Watch it here or, you know, just go outside and look up...or don't! You don't have to go outside. Maybe you're a shut in. Maybe it's cloudy. Maybe you're blind. Maybe you've never been outside because your father was killed by a bear when you were very young and now you have a debilitating fear of bears and there are a lot of bears outside so you don't go outside. Whatever. It's not important. What I'm saying is, your inability to go outside is not a deal breaker for me. I'm not going to let our relationship die on this hill. We can make this marriage work whether you want to go outside and watch it or not. Here's a livestream:

If These 35,000 Walruses Can't Convince You Climate Change Is Real, I Don't Know What to Tell You

| Thu Oct. 2, 2014 11:36 AM EDT
AP Photo/NOAA, Corey Accardo

This an image from a NOAA research flight over a remote stretch of Alaska's north shore on Saturday. It shows approximately 35,000 walruses crowded on a beach, which according to the AP is a record number for this survey program.

Bear in mind that each of the little brown dots in this image can weigh over 4,000 pounds, placing them high in the running to be the world's biggest climate refugees.

Why are so many walruses "hauled out" on this narrow strip of land? Part of the reason is that there's not enough sea ice for them to rest on, according to NOAA.

On September 17, Arctic sea ice reached its minimum extent for 2014, which according to federal data is the sixth-lowest coverage since the satellite record began in 1979.

"The massive concentration of walruses onshore—when they should be scattered broadly in ice-covered waters—is just one example of the impacts of climate change on the distribution of marine species in the Arctic," Margaret Williams, the managing director of WWF's Arctic program, said in a statement.

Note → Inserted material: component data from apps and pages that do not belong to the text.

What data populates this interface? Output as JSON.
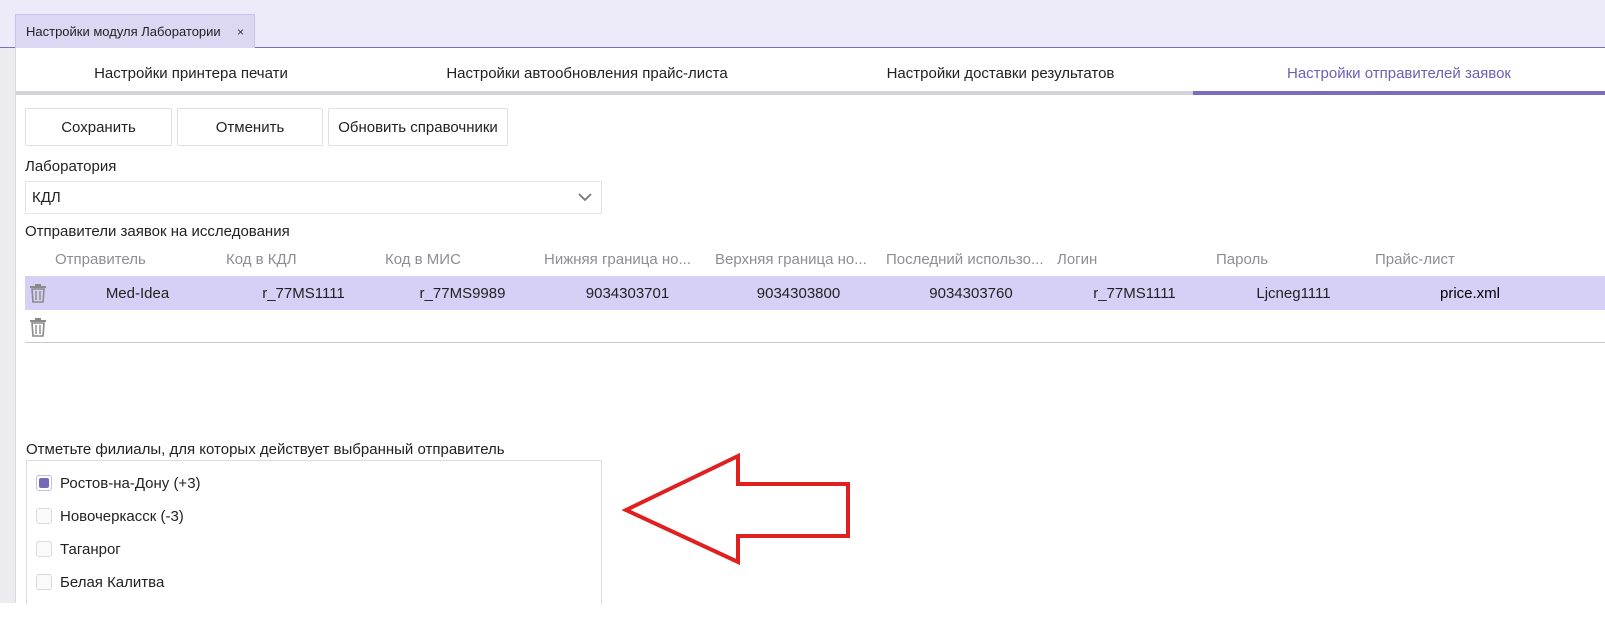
{
  "window": {
    "tab_title": "Настройки модуля Лаборатории",
    "close_glyph": "×"
  },
  "tabs": [
    {
      "label": "Настройки принтера печати",
      "active": false
    },
    {
      "label": "Настройки автообновления прайс-листа",
      "active": false
    },
    {
      "label": "Настройки доставки результатов",
      "active": false
    },
    {
      "label": "Настройки отправителей заявок",
      "active": true
    }
  ],
  "toolbar": {
    "save_label": "Сохранить",
    "cancel_label": "Отменить",
    "refresh_label": "Обновить справочники"
  },
  "lab": {
    "label": "Лаборатория",
    "selected": "КДЛ"
  },
  "senders": {
    "section_label": "Отправители заявок на исследования",
    "columns": [
      "Отправитель",
      "Код в КДЛ",
      "Код в МИС",
      "Нижняя граница но...",
      "Верхняя граница но...",
      "Последний использо...",
      "Логин",
      "Пароль",
      "Прайс-лист"
    ],
    "rows": [
      [
        "Med-Idea",
        "r_77MS1111",
        "r_77MS9989",
        "9034303701",
        "9034303800",
        "9034303760",
        "r_77MS1111",
        "Ljcneg1111",
        "price.xml"
      ]
    ]
  },
  "branches": {
    "label": "Отметьте филиалы, для которых действует выбранный отправитель",
    "items": [
      {
        "label": "Ростов-на-Дону (+3)",
        "checked": true
      },
      {
        "label": "Новочеркасск (-3)",
        "checked": false
      },
      {
        "label": "Таганрог",
        "checked": false
      },
      {
        "label": "Белая Калитва",
        "checked": false
      }
    ]
  },
  "colors": {
    "accent": "#7a6cbf",
    "selected_row": "#d6cff6",
    "annotation_arrow": "#e02020"
  },
  "icons": {
    "trash": "trash-icon",
    "chevron": "chevron-down-icon",
    "annotation": "arrow-left-icon"
  }
}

If you've ever seen these blubbery beasts duke it out, then you know there's some serious marine mammal mayhem in store. Thanks, climate change!